By the same token, no vintage is universally "bad." I think it is worthwhile to look especially at the wines from great producers in difficult years. Here are a few reasons why.
Primarily (and most importantly, I believe) a man's hand can take action to deal with the problems that derive from unfavorable weather. This means that a skilled and experienced "vignaiolo" can develop the ability to manage his vines, and after careful supervision of his cellar, great wines can still emerge. A good winemaker can (and often will) downgrade the wine, using the best juices for what would be considered a "lesser" label. For example, in Montalcino in 2002 (a generally poor vintage), many great Brunello producers used all of their fruit to produce only Rosso di Montalcino, which bears a shorter aging standard and fewer fermentation requirements.

Another reason to look at good wines from bad vintages is more sentimental and emotional than it is practical. It has to do with the fact that any bottle of wine has a "memory"; the nectar in the glass will, in a sense, "remember" how hot, wet, cold or dry the year was. A few years ago I went to visit Riccardo Talenti in Montalcino and tasted his 2002 Brunello. We talked about bottling that year, and he told me that he corked only a few thousand bottles (very low production) and put a tremendous amount of effort into carefully selecting grapes. In the end, he managed to create a very good Brunello, a wine that he was happy with, but only because he worked so hard and sacrificed so much. He put his efforts in terms of history: he didn't make Brunello in 2002 for monetary reasons... he did it because he didn't want to miss the chance to do what only the greatest producers are able to do -- create good wines in bad years.

I found the resulting wine from Talenti was quite impressive, considering that the main problem in 2002 was a prolonged rain stretch at the end of the maturation, which can be devastating to a crop. The wine holds within it the memory of the year; truthful, not built. I bought a case of six bottles for a good price, and I am happy to say I have enjoyed them a few times already.

For the casual imbiber: "great" vintages are good to know, but a "bad" vintage will give you the opportunity to really single out a "great" wine. It is also a great standard on which you can purchase wines from renowned producers at a favorable prices. This can help to increase your experience without killing your bank. For the collectors: I will repeat what Mark, a great lover of wine and huge collector from London, told my good friend Piers: the memory of a particular year, good or bad, will fade. Look for great producers in off years - inevitably, the name will outlast the year.
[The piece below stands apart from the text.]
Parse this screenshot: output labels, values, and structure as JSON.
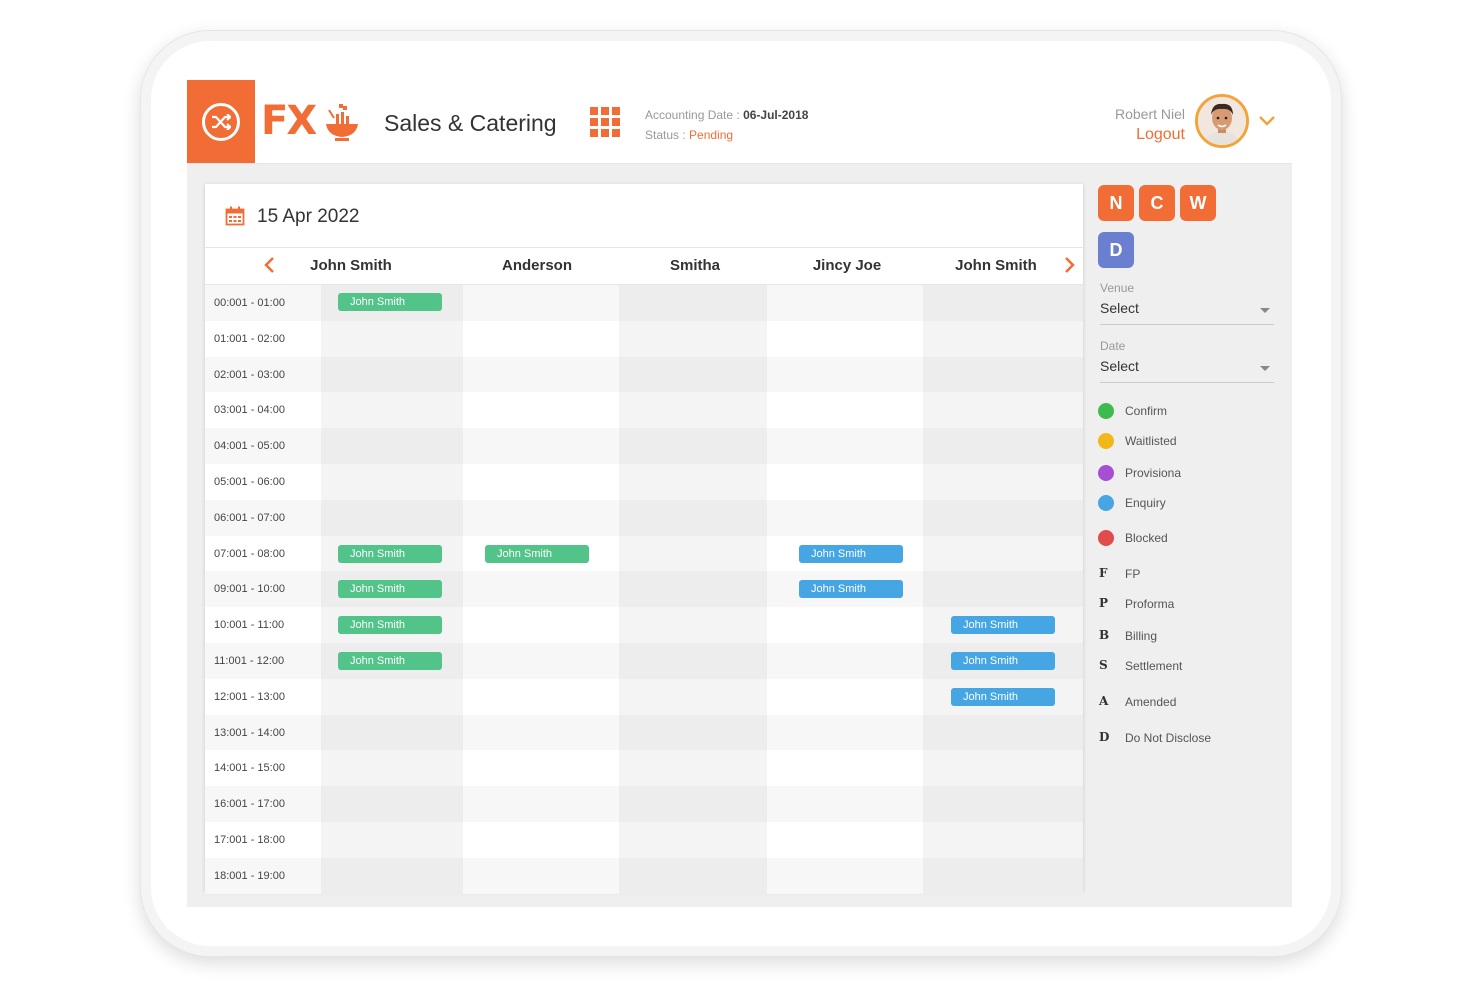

Remember: don't dismiss a "bad" vintage too hastily - you could be missing out on a great opportunity!

Buona Bevuta a Tutti